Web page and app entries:
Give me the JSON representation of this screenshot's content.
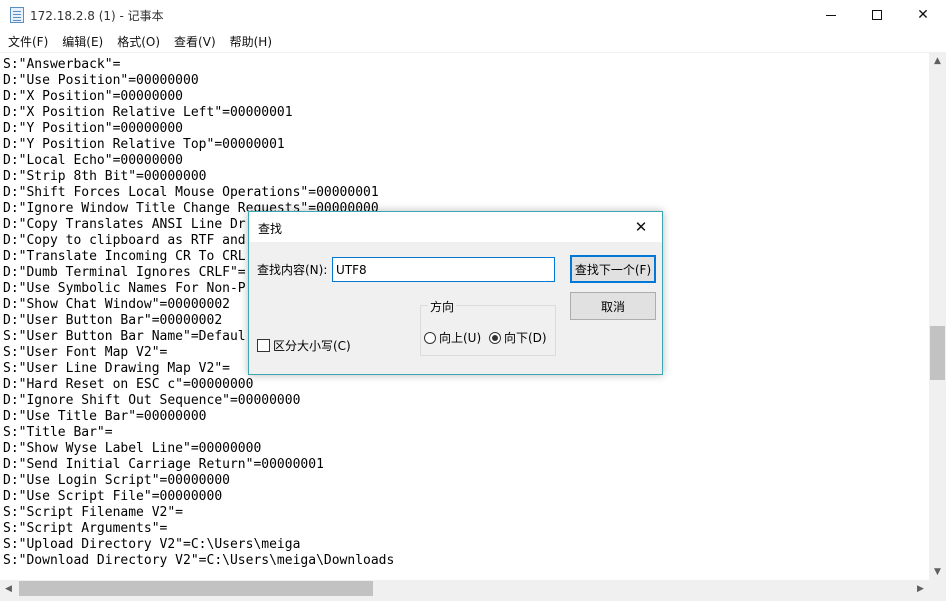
{
  "window": {
    "title": "172.18.2.8 (1) - 记事本",
    "controls": {
      "minimize": "minimize",
      "maximize": "maximize",
      "close": "✕"
    }
  },
  "menu": [
    {
      "label": "文件(F)"
    },
    {
      "label": "编辑(E)"
    },
    {
      "label": "格式(O)"
    },
    {
      "label": "查看(V)"
    },
    {
      "label": "帮助(H)"
    }
  ],
  "editor": {
    "lines": [
      "S:\"Answerback\"=",
      "D:\"Use Position\"=00000000",
      "D:\"X Position\"=00000000",
      "D:\"X Position Relative Left\"=00000001",
      "D:\"Y Position\"=00000000",
      "D:\"Y Position Relative Top\"=00000001",
      "D:\"Local Echo\"=00000000",
      "D:\"Strip 8th Bit\"=00000000",
      "D:\"Shift Forces Local Mouse Operations\"=00000001",
      "D:\"Ignore Window Title Change Requests\"=00000000",
      "D:\"Copy Translates ANSI Line Dr",
      "D:\"Copy to clipboard as RTF and",
      "D:\"Translate Incoming CR To CRL",
      "D:\"Dumb Terminal Ignores CRLF\"=",
      "D:\"Use Symbolic Names For Non-P",
      "D:\"Show Chat Window\"=00000002",
      "D:\"User Button Bar\"=00000002",
      "S:\"User Button Bar Name\"=Defaul",
      "S:\"User Font Map V2\"=",
      "S:\"User Line Drawing Map V2\"=",
      "D:\"Hard Reset on ESC c\"=00000000",
      "D:\"Ignore Shift Out Sequence\"=00000000",
      "D:\"Use Title Bar\"=00000000",
      "S:\"Title Bar\"=",
      "D:\"Show Wyse Label Line\"=00000000",
      "D:\"Send Initial Carriage Return\"=00000001",
      "D:\"Use Login Script\"=00000000",
      "D:\"Use Script File\"=00000000",
      "S:\"Script Filename V2\"=",
      "S:\"Script Arguments\"=",
      "S:\"Upload Directory V2\"=C:\\Users\\meiga",
      "S:\"Download Directory V2\"=C:\\Users\\meiga\\Downloads"
    ]
  },
  "find_dialog": {
    "title": "查找",
    "close_glyph": "✕",
    "find_label": "查找内容(N):",
    "find_value": "UTF8",
    "find_next_label": "查找下一个(F)",
    "cancel_label": "取消",
    "direction_label": "方向",
    "direction_up_label": "向上(U)",
    "direction_down_label": "向下(D)",
    "direction_selected": "down",
    "match_case_label": "区分大小写(C)",
    "match_case_checked": false
  },
  "scrollbars": {
    "up_arrow": "▲",
    "down_arrow": "▼",
    "left_arrow": "◀",
    "right_arrow": "▶"
  }
}
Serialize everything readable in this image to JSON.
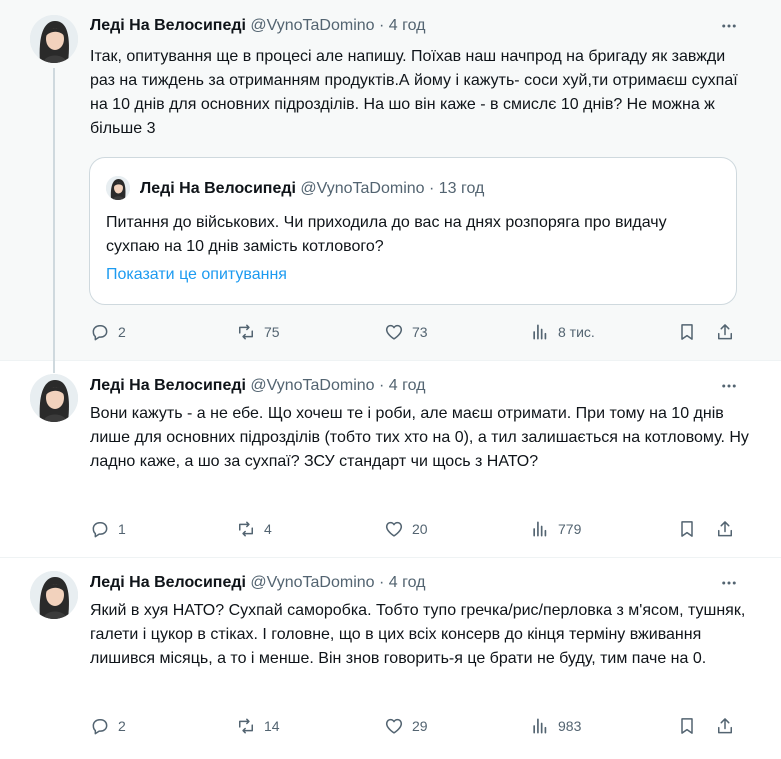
{
  "tweets": [
    {
      "name": "Леді На Велосипеді",
      "handle": "@VynoTaDomino",
      "sep": "·",
      "time": "4 год",
      "text": "Ітак, опитування ще в процесі але напишу. Поїхав наш начпрод на бригаду як завжди раз на тиждень за отриманням продуктів.А йому і кажуть- соси хуй,ти отримаєш сухпаї на 10 днів для основних підрозділів. На шо він каже - в смислє 10 днів? Не можна ж більше 3",
      "quote": {
        "name": "Леді На Велосипеді",
        "handle": "@VynoTaDomino",
        "sep": "·",
        "time": "13 год",
        "text": "Питання до військових. Чи приходила до вас на днях  розпоряга про видачу сухпаю на 10 днів замість котлового?",
        "link": "Показати це опитування"
      },
      "replies": "2",
      "reposts": "75",
      "likes": "73",
      "views": "8 тис."
    },
    {
      "name": "Леді На Велосипеді",
      "handle": "@VynoTaDomino",
      "sep": "·",
      "time": "4 год",
      "text": "Вони кажуть - а не ебе. Що хочеш те і роби, але маєш отримати. При тому на 10 днів лише для основних підрозділів (тобто тих хто на 0), а тил залишається на котловому. Ну ладно каже, а шо за сухпаї? ЗСУ стандарт чи щось з НАТО?",
      "replies": "1",
      "reposts": "4",
      "likes": "20",
      "views": "779"
    },
    {
      "name": "Леді На Велосипеді",
      "handle": "@VynoTaDomino",
      "sep": "·",
      "time": "4 год",
      "text": "Який в хуя НАТО? Сухпай саморобка. Тобто тупо гречка/рис/перловка з м'ясом, тушняк, галети і цукор в стіках. І головне, що в цих всіх консерв до кінця терміну вживання лишився місяць, а то і менше. Він знов говорить-я це брати не буду, тим паче на 0.",
      "replies": "2",
      "reposts": "14",
      "likes": "29",
      "views": "983"
    }
  ],
  "colors": {
    "text": "#0f1419",
    "secondary": "#536471",
    "link": "#1d9bf0",
    "border": "#cfd9de",
    "highlight_bg": "#f7f9f9"
  },
  "icons": [
    "avatar",
    "more-icon",
    "reply-icon",
    "repost-icon",
    "like-icon",
    "views-icon",
    "bookmark-icon",
    "share-icon"
  ]
}
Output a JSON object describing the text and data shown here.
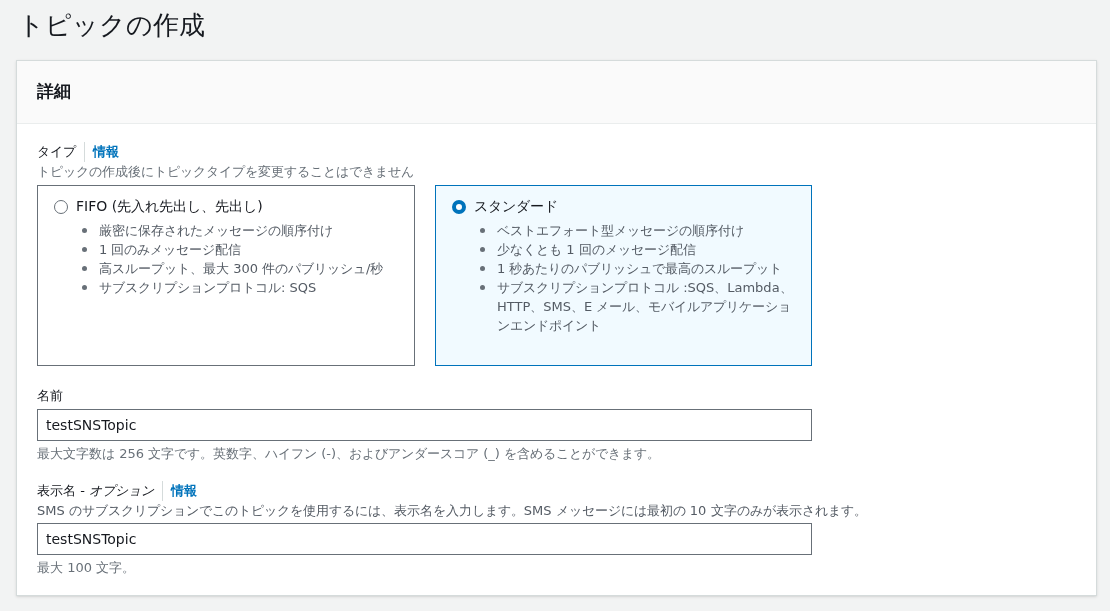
{
  "page": {
    "title": "トピックの作成"
  },
  "panel": {
    "title": "詳細",
    "type_field": {
      "label": "タイプ",
      "info": "情報",
      "description": "トピックの作成後にトピックタイプを変更することはできません",
      "options": [
        {
          "label": "FIFO (先入れ先出し、先出し)",
          "selected": false,
          "features": [
            "厳密に保存されたメッセージの順序付け",
            "1 回のみメッセージ配信",
            "高スループット、最大 300 件のパブリッシュ/秒",
            "サブスクリプションプロトコル: SQS"
          ]
        },
        {
          "label": "スタンダード",
          "selected": true,
          "features": [
            "ベストエフォート型メッセージの順序付け",
            "少なくとも 1 回のメッセージ配信",
            "1 秒あたりのパブリッシュで最高のスループット",
            "サブスクリプションプロトコル :SQS、Lambda、HTTP、SMS、E メール、モバイルアプリケーションエンドポイント"
          ]
        }
      ]
    },
    "fields": [
      {
        "label": "名前",
        "value": "testSNSTopic",
        "hint": "最大文字数は 256 文字です。英数字、ハイフン (-)、およびアンダースコア (_) を含めることができます。"
      },
      {
        "label": "表示名 - *オプション*",
        "info": "情報",
        "description": "SMS のサブスクリプションでこのトピックを使用するには、表示名を入力します。SMS メッセージには最初の 10 文字のみが表示されます。",
        "value": "testSNSTopic",
        "hint": "最大 100 文字。"
      }
    ]
  }
}
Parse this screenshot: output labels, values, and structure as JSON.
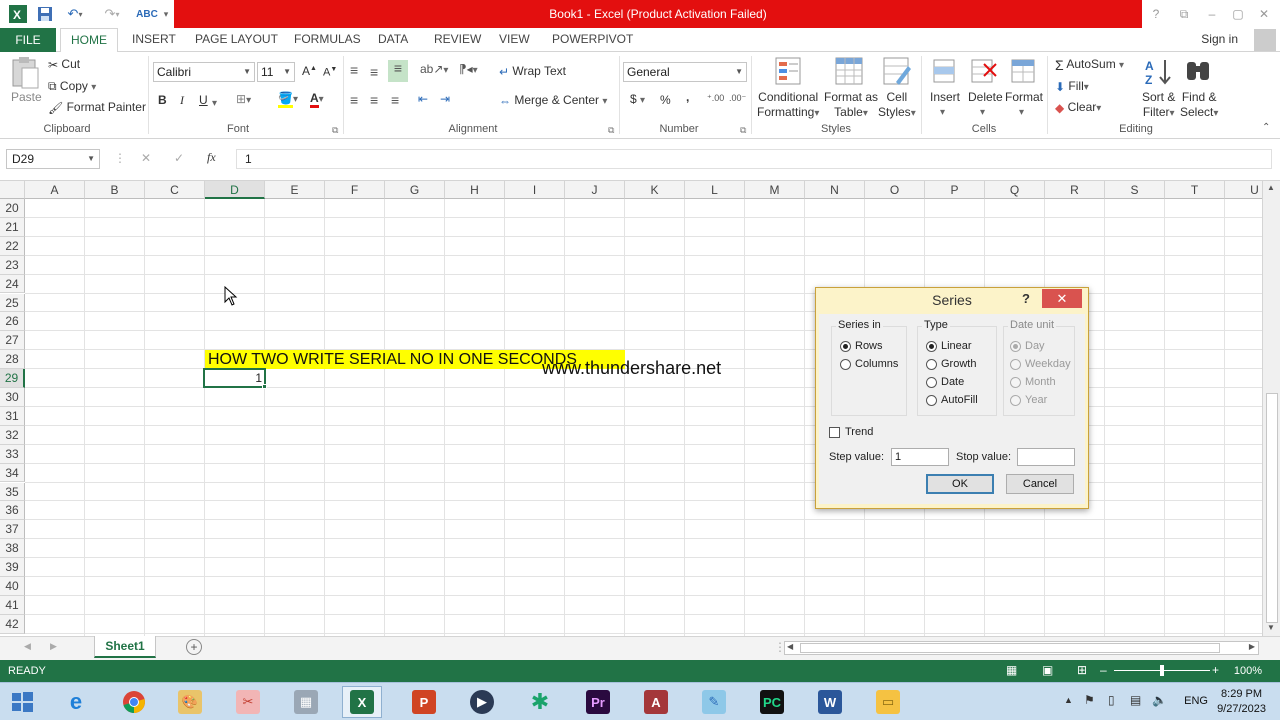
{
  "window": {
    "title": "Book1 - Excel (Product Activation Failed)",
    "help_icon": "?",
    "minimize_icon": "minimize-icon",
    "maximize_icon": "maximize-icon",
    "close_icon": "close-icon"
  },
  "ribbon_tabs": [
    "FILE",
    "HOME",
    "INSERT",
    "PAGE LAYOUT",
    "FORMULAS",
    "DATA",
    "REVIEW",
    "VIEW",
    "POWERPIVOT"
  ],
  "sign_in": "Sign in",
  "ribbon": {
    "clipboard": {
      "label": "Clipboard",
      "paste": "Paste",
      "cut": "Cut",
      "copy": "Copy",
      "format_painter": "Format Painter"
    },
    "font": {
      "label": "Font",
      "font_name": "Calibri",
      "font_size": "11",
      "bold": "B",
      "italic": "I",
      "underline": "U"
    },
    "alignment": {
      "label": "Alignment",
      "wrap_text": "Wrap Text",
      "merge_center": "Merge & Center"
    },
    "number": {
      "label": "Number",
      "format": "General",
      "currency": "$",
      "percent": "%",
      "comma": ","
    },
    "styles": {
      "label": "Styles",
      "conditional_formatting": [
        "Conditional",
        "Formatting"
      ],
      "format_as_table": [
        "Format as",
        "Table"
      ],
      "cell_styles": [
        "Cell",
        "Styles"
      ]
    },
    "cells": {
      "label": "Cells",
      "insert": "Insert",
      "delete": "Delete",
      "format": "Format"
    },
    "editing": {
      "label": "Editing",
      "autosum": "AutoSum",
      "fill": "Fill",
      "clear": "Clear",
      "sort_filter": [
        "Sort &",
        "Filter"
      ],
      "find_select": [
        "Find &",
        "Select"
      ]
    }
  },
  "formula_bar": {
    "name_box": "D29",
    "fx": "fx",
    "value": "1"
  },
  "grid": {
    "columns": [
      "A",
      "B",
      "C",
      "D",
      "E",
      "F",
      "G",
      "H",
      "I",
      "J",
      "K",
      "L",
      "M",
      "N",
      "O",
      "P",
      "Q",
      "R",
      "S",
      "T",
      "U"
    ],
    "selected_column": "D",
    "rows": [
      "20",
      "21",
      "22",
      "23",
      "24",
      "25",
      "26",
      "27",
      "28",
      "29",
      "30",
      "31",
      "32",
      "33",
      "34",
      "35",
      "36",
      "37",
      "38",
      "39",
      "40",
      "41",
      "42"
    ],
    "selected_row": "29",
    "cells": {
      "D28": "HOW TWO WRITE SERIAL NO IN ONE SECONDS",
      "D29": "1"
    },
    "highlight_color": "#ffff00",
    "watermark": "www.thundershare.net"
  },
  "sheet_tabs": [
    "Sheet1"
  ],
  "status": {
    "ready": "READY",
    "zoom": "100%"
  },
  "dialog": {
    "title": "Series",
    "help": "?",
    "series_in": {
      "label": "Series in",
      "options": [
        "Rows",
        "Columns"
      ],
      "selected": "Rows"
    },
    "type": {
      "label": "Type",
      "options": [
        "Linear",
        "Growth",
        "Date",
        "AutoFill"
      ],
      "selected": "Linear"
    },
    "date_unit": {
      "label": "Date unit",
      "options": [
        "Day",
        "Weekday",
        "Month",
        "Year"
      ],
      "selected": "Day",
      "disabled": true
    },
    "trend": {
      "label": "Trend",
      "checked": false
    },
    "step_value": {
      "label": "Step value:",
      "value": "1"
    },
    "stop_value": {
      "label": "Stop value:",
      "value": ""
    },
    "ok": "OK",
    "cancel": "Cancel"
  },
  "taskbar": {
    "apps": [
      "start",
      "internet-explorer",
      "chrome",
      "paint",
      "snipping-tool",
      "calculator",
      "excel",
      "powerpoint",
      "media-player",
      "app-green",
      "premiere",
      "access",
      "notepad",
      "pycharm",
      "word",
      "file-explorer"
    ],
    "active_app": "excel",
    "language": "ENG",
    "time": "8:29 PM",
    "date": "9/27/2023"
  },
  "colors": {
    "excel_green": "#217346",
    "title_red": "#e30f0f",
    "dialog_frame": "#fcf3c9"
  }
}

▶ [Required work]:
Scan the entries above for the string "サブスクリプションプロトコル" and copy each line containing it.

▶ [Expected answer]:
            "サブスクリプションプロトコル: SQS"
            "サブスクリプションプロトコル :SQS、Lambda、HTTP、SMS、E メール、モバイルアプリケーションエンドポイント"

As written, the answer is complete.